Is the age of car ownership coming to an end?
The car has always been seen as a symbol of freedom. For young adults learning to drive it can often be the first time they make an effort to break away from the family home and it really becomes the first time they can go anywhere without their parents’ knowledge. Of course thanks to telematics and sky rocketing insurance prices, that traditional coming of age event is harder and harder to come by, but when driverless cars arrive, we may not need it anymore anyway, since anyone – potentially with some age limits – could hire a driverless car to take them anywhere, for far cheaper than a taxi costs because there’s no driver that needs to be paid.
This is the future that researchers from Texas think we’re heading towards, one where driverless car technology is combined with a service like Uber, which makes it easy for anyone to hire a car (and driver, currently) to take them wherever they want to go and back again if needed. What makes the package efficient, is that the driver and car can do something while you’re completing whatever task you drove somewhere to do, returning only when you need a pick up. A driverless car hire network like that could work the same, only without the need for a driver.
The fact that the car hire network could keep operating between jobs is what would make it so revolutionary. Currently, most cars spend most of their time waiting for us to use them. Unless its a taxi, lorry or some other professional vehicle, most of us leave our cars on the drive at night and at work during the day. With a world full of driverless cars though, we could get dropped off and picked up from work without the need to pay for all of that time the car is just sitting there doing nothing, as it is now.
Of course, a system like this isn’t suited to everywhere. It’s a model that works very well in a city, where lots of cars are available all the time for fast pick ups, making the waiting time of a few minutes worth it compared to having to own your own car – something a lot of people don’t do in cities anyway. However, it becomes far less useful if you’re out in rural areas, where you might have to wait a while for a car to arrive. As an ongoing contract it might work, but it certainly wouldn’t be as cost efficient doing longer journeys.

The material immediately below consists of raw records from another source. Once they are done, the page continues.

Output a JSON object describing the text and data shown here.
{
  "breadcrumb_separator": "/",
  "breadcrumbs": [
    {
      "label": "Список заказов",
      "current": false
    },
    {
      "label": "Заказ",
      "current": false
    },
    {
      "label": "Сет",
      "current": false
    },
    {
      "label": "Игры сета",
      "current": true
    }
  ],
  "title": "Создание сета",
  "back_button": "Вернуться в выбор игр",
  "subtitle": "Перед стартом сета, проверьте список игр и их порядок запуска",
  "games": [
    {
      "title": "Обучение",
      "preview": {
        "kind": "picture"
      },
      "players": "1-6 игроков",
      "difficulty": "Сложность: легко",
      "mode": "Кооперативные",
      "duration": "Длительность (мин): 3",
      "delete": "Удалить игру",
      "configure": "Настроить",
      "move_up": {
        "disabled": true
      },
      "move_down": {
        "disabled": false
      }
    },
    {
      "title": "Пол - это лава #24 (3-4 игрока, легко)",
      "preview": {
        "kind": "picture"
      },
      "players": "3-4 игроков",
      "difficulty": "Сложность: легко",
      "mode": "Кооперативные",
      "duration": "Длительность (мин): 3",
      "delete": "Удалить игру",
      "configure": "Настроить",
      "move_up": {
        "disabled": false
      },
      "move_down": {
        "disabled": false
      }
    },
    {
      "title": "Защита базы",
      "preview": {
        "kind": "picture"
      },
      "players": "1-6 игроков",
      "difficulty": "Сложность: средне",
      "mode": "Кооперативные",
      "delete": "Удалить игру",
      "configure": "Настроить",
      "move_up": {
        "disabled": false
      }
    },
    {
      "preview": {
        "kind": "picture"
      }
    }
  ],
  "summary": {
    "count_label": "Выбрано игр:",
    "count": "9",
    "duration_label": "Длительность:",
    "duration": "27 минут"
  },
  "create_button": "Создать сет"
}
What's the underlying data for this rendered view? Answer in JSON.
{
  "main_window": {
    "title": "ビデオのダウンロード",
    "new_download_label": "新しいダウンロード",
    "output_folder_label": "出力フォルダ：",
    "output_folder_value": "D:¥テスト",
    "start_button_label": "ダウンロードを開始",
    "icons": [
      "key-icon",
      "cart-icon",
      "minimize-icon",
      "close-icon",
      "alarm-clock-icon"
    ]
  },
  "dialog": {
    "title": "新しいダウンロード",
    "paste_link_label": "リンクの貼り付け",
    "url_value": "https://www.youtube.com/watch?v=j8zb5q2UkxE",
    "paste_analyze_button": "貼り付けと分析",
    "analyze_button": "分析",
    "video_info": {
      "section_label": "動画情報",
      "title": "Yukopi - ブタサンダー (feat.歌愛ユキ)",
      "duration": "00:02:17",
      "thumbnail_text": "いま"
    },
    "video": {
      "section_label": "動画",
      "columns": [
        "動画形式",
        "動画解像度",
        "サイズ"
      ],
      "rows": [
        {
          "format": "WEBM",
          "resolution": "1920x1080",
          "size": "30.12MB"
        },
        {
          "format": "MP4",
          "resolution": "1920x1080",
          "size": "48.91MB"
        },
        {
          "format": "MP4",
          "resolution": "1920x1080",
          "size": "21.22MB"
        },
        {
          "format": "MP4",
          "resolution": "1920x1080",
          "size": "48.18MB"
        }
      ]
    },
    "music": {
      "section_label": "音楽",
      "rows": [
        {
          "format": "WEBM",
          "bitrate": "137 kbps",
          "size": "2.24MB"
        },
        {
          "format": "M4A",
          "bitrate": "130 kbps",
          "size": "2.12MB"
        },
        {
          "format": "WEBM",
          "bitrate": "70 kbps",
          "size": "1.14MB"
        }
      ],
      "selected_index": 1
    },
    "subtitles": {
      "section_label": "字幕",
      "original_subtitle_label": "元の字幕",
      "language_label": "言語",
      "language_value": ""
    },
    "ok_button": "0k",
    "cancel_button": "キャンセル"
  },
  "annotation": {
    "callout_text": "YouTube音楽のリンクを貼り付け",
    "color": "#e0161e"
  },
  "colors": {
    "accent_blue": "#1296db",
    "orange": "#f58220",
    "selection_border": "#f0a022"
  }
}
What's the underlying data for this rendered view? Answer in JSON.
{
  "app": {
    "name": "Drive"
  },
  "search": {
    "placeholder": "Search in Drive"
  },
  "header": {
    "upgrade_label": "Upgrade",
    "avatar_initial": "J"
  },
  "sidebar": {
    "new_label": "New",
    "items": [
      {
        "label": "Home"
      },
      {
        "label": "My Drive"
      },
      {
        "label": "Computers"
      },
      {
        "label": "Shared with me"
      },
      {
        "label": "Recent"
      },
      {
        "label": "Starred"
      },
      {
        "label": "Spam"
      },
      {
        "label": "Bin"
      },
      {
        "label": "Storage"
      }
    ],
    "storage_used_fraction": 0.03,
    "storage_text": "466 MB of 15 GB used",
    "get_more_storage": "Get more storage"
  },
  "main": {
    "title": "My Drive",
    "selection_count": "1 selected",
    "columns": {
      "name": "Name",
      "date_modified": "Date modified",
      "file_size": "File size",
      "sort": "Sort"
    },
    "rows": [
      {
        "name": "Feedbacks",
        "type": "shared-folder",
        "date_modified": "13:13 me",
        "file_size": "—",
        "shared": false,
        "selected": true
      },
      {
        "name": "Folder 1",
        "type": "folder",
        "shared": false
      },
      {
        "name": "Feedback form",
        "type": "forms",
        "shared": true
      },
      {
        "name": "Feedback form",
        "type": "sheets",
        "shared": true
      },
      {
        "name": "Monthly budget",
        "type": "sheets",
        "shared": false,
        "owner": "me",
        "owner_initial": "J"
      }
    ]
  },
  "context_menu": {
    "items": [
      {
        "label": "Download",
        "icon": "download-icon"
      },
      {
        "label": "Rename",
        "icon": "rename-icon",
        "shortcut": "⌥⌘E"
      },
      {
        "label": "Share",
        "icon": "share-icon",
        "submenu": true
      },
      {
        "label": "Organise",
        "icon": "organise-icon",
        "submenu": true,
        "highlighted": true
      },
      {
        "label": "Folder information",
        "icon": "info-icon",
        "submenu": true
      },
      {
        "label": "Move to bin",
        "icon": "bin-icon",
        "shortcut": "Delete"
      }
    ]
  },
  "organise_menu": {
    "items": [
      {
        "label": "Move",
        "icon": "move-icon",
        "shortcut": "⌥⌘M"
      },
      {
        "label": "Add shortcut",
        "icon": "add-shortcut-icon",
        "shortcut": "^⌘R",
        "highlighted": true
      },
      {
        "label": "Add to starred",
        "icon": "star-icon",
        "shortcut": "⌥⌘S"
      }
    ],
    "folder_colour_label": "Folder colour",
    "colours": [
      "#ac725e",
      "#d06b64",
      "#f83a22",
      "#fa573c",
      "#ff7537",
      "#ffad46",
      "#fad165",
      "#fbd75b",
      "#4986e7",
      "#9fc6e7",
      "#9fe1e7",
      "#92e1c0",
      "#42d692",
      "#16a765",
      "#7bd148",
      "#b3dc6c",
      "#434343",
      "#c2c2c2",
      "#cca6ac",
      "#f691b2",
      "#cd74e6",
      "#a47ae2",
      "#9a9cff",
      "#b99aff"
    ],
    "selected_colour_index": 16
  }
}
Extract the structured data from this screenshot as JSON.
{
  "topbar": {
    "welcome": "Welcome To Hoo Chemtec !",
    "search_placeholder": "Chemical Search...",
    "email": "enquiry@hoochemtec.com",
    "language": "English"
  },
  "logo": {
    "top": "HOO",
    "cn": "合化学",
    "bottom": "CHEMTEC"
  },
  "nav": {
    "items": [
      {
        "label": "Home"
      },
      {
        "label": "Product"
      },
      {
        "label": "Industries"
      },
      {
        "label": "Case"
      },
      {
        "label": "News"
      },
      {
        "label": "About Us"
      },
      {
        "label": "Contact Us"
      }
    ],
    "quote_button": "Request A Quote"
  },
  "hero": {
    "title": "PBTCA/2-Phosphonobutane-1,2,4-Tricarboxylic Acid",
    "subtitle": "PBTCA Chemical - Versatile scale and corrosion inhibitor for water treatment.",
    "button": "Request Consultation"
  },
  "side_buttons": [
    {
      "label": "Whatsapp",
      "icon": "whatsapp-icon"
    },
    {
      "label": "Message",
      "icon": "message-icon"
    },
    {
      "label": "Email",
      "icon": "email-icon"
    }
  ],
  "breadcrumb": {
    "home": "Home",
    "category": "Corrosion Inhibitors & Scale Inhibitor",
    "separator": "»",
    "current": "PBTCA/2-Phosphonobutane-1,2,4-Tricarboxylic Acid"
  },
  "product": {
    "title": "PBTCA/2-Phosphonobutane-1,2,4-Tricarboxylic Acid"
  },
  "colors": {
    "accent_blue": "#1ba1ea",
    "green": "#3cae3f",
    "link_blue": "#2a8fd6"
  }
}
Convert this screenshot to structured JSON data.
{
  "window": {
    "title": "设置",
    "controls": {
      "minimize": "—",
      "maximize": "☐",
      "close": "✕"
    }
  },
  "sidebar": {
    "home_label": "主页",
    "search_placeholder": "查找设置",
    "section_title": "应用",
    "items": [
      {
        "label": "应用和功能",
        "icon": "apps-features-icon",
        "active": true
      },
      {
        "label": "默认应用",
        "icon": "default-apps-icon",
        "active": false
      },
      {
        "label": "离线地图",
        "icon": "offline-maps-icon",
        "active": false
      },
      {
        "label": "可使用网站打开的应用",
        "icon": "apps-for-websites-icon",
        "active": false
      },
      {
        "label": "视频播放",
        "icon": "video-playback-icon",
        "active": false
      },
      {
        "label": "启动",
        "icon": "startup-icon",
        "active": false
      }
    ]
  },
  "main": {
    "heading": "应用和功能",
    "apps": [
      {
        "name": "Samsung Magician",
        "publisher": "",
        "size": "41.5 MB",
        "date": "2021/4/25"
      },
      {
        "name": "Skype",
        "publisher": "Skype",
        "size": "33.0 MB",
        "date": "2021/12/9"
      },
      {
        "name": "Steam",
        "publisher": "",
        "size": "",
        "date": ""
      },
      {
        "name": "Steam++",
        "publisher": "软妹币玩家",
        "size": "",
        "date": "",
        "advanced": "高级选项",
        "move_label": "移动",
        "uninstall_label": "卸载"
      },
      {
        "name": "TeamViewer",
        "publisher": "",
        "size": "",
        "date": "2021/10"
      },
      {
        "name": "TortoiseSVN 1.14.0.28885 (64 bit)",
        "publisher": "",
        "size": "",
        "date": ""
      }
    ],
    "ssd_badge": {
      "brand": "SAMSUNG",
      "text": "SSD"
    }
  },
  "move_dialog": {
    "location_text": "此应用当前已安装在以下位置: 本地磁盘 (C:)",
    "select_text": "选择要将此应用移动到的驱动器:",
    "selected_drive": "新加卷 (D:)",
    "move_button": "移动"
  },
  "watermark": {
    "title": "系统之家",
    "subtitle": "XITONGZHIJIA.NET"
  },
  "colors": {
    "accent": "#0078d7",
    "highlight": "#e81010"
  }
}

Fortunately, we have plenty of time to figure all of this out, as driverless cars aren’t expected to really take off until we enter the 2020s, but we’re taking baby steps towards that future every day. It’s going to be interesting to see how it turns out.
Image source: Uber